Tristars 2 and 3 raced together, with the younger group completing one less lap on the cycle leg. Will Atkinson set out fast, leading the group round the first 1.5km run, but the girls’ in this age group were in good form and Lily McGarry managed to keep the deficit to just four seconds. Next in was a small group including second boy Harvey Butler, second girl Adele Maher and leading Tristars 2 competitor Thomas Atkinson. Onto the bike and the girls took charge, racing into a commanding lead with Maher taking over first position as McGarry attempted to minimising the gap. Last week’s Tristars 3 winner Harley Cadoret was also fast on the bike overtaking all of the boys and running as high as third position.

As the younger Atkinson brother came in at the end of his ride he had closed the gap on big brother Will, who still had another 1.5km lap to complete, and given himself a comfortable run to Tristars 2 victory ahead of Jonty Butler, who pipped Dan Roderick to the silver.

As the leading Tristars 3 completed their cycle Maher had managed to eke out a lead of around 20 seconds over McGarry and despite losing time changing shoes in transition and a few more on the run she was able to do just enough to hold on for victory by just four seconds. Meanwhile the oldest of the Atkinson competitors repassed Cadoret on the run to take third overall and first boy, Cadoret held on for third in the girls’ race and Archie Swain took second in the boys’ race following a typically strong bike ride.

The race organisers would like to thank all parents and coaches who turned out to help on what was a very cold morning.

Category winners:
Tristars Start - Libby Hart, Tyler McGlinchey
Tristars 1 - Elizabeth Atkinson,  Charlie Hart
Tristars 2 - Thomas Atkinson
Tristars 3 - Adele Maher, Will Atkinson

Wednesday, 10 December 2014

Good turn-out for Junior Trithalon...

The Jacksons Junior Duathlon at Les Quennevais on Saturday saw another record turnout for Jersey Tristars as the winter duathlon series got underway.

With 40 athletes racing in four categories conditions were perfect for the event which consisted of a run, a cycle and then a second run as a continuous timed event.

The Tristars Start category (under 8) saw a large number of youngsters taking part in their first multisport event. Tackling the 400m run, 1.5km cycle and final 400m run it was Libby Hart who took the overall victory with Lucy Cohu and Saffy Butler battling it out for second and third. Ruairi Boxall was the boys winner with Henry Lucas and Oliver Stocke making encouraging debuts.

In Tristars 1 there was little to choose between Freddie Lucas and Charlie Hart in a see-saw battle in which Lucas finally came out on top.
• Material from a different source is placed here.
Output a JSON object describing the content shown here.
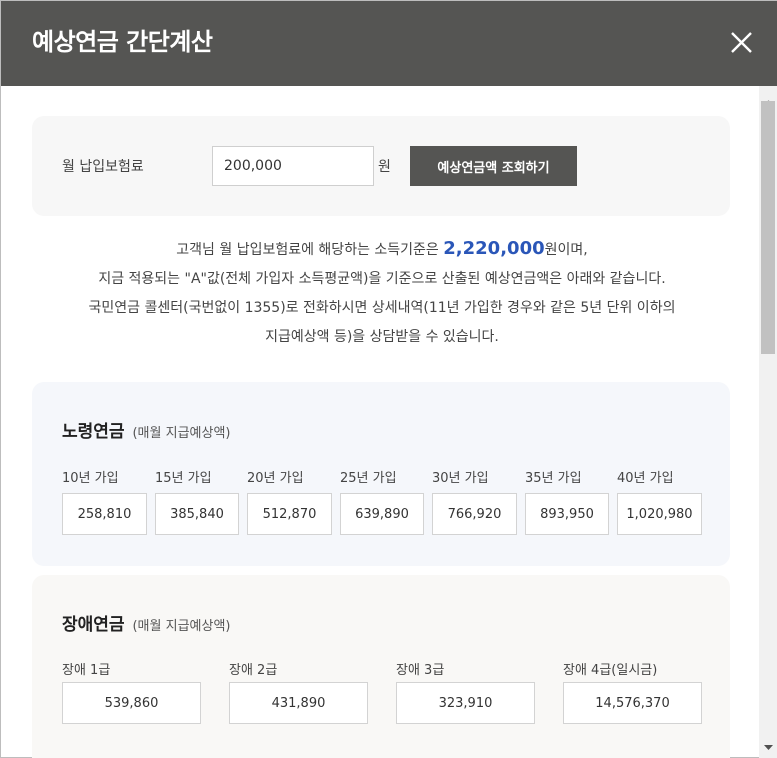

Luke Holmes raced well having just stepped up to this age group to place third. Elizabeth Atkinson cruised to a comfortable victory in the girls’ race ahead of Hannah Worth, both Atkinson and Worth’s achievements were also notable having just made the step up to Tristars 1 also.

The final event saw Tristars 2 and Tristars 3 set off together on a 1500m first run, with the younger athletes cycling 6km compared to the 7.5km course for the older group before both finally finished with an 800m run. Jack Kennedy built a large gap on the first run followed by a group of three including leading girls Adele Maher and Lily McGarry and the leading Tristars 2 competitor Tom Atkinson who entered transition together thirty seconds later.
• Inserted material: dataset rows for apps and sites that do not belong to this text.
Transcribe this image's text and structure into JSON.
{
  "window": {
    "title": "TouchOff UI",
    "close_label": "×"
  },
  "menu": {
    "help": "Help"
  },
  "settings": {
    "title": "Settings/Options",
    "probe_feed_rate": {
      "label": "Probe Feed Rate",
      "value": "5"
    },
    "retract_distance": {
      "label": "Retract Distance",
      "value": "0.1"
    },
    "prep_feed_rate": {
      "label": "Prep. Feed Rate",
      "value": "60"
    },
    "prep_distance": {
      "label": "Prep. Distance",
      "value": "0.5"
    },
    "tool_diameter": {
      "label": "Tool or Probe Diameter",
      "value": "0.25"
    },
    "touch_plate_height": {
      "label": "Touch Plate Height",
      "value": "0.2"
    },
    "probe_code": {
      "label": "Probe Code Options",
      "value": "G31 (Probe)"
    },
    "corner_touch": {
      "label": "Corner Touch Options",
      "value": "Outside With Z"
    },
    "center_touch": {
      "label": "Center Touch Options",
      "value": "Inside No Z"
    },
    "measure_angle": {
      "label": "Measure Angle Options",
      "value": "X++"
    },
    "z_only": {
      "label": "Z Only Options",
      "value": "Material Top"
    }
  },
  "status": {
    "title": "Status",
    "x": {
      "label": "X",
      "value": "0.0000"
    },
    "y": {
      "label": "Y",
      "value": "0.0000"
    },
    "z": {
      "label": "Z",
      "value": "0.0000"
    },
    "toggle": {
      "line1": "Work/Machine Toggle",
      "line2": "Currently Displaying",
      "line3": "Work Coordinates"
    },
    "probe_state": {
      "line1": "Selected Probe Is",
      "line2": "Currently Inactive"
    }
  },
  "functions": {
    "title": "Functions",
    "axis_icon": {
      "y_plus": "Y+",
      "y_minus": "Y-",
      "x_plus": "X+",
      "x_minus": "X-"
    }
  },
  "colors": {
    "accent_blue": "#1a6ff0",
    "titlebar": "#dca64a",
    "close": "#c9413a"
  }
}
On the bike Kennedy and Atkinson were both able to consolidate their leads with some fast bike splits and a rapid 800m run to victory. Behind Atkinson in Tristars 2 there was a great battle between Dan Roderick and Liam Cadoret with nothing between them as they entered the final run. Roderick was able to stretch his legs on the final run to take second ahead of Cadoret. Lily Scott was out on her own in Tristars 2 to take the win with Ellie Boustouler in second.

In the Tristars 3 girls race Maher had managed to edge a small gap on McGarry over the course of the five lap cycle but a very strong run from McGarry was enough to overturn the margin and take victory. Harley Cadoret took third in the girls race. Race organisers thanked Jacksons for their continuing commitment to the club and to all of the volunteer marshals and helpers.
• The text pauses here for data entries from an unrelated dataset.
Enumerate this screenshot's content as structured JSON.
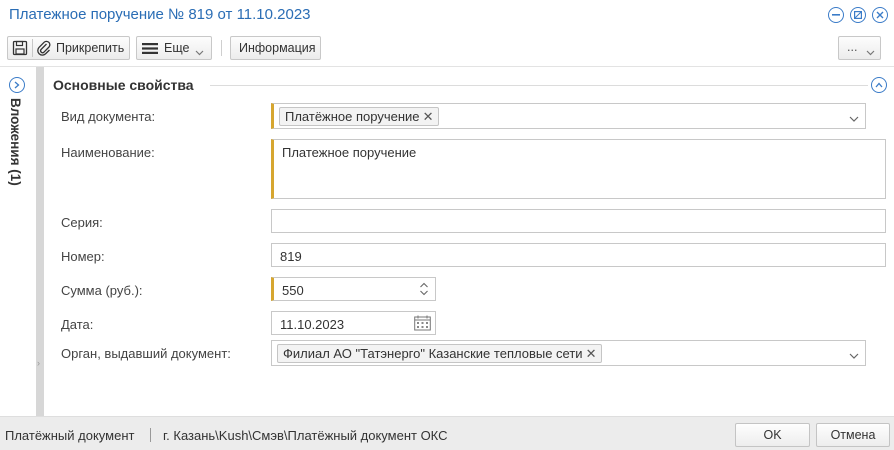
{
  "window": {
    "title": "Платежное поручение № 819 от 11.10.2023"
  },
  "toolbar": {
    "attach_label": "Прикрепить",
    "more_label": "Еще",
    "info_label": "Информация",
    "extra_label": "..."
  },
  "side_panel": {
    "label": "Вложения (1)"
  },
  "section": {
    "title": "Основные свойства"
  },
  "form": {
    "doc_type": {
      "label": "Вид документа:",
      "tag": "Платёжное поручение"
    },
    "name": {
      "label": "Наименование:",
      "value": "Платежное поручение"
    },
    "series": {
      "label": "Серия:",
      "value": ""
    },
    "number": {
      "label": "Номер:",
      "value": "819"
    },
    "amount": {
      "label": "Сумма (руб.):",
      "value": "550"
    },
    "date": {
      "label": "Дата:",
      "value": "11.10.2023"
    },
    "issuer": {
      "label": "Орган, выдавший документ:",
      "tag": "Филиал АО \"Татэнерго\" Казанские тепловые сети"
    }
  },
  "statusbar": {
    "doc_kind": "Платёжный документ",
    "path": "г. Казань\\Kush\\Смэв\\Платёжный документ ОКС",
    "ok_label": "OK",
    "cancel_label": "Отмена"
  },
  "colors": {
    "accent": "#2a6db5",
    "required_marker": "#d6a630",
    "statusbar_bg": "#ececec"
  }
}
Category winners:
Tristars Start - Libby Hart Ruairi Boxall
Tristars 1 - Elizabeth Atkinson Freddie Lucas
Tristars 2 - Lily Scott Thomas Atkinson
Tristars 3 - Lily McGarry Jack Kennedy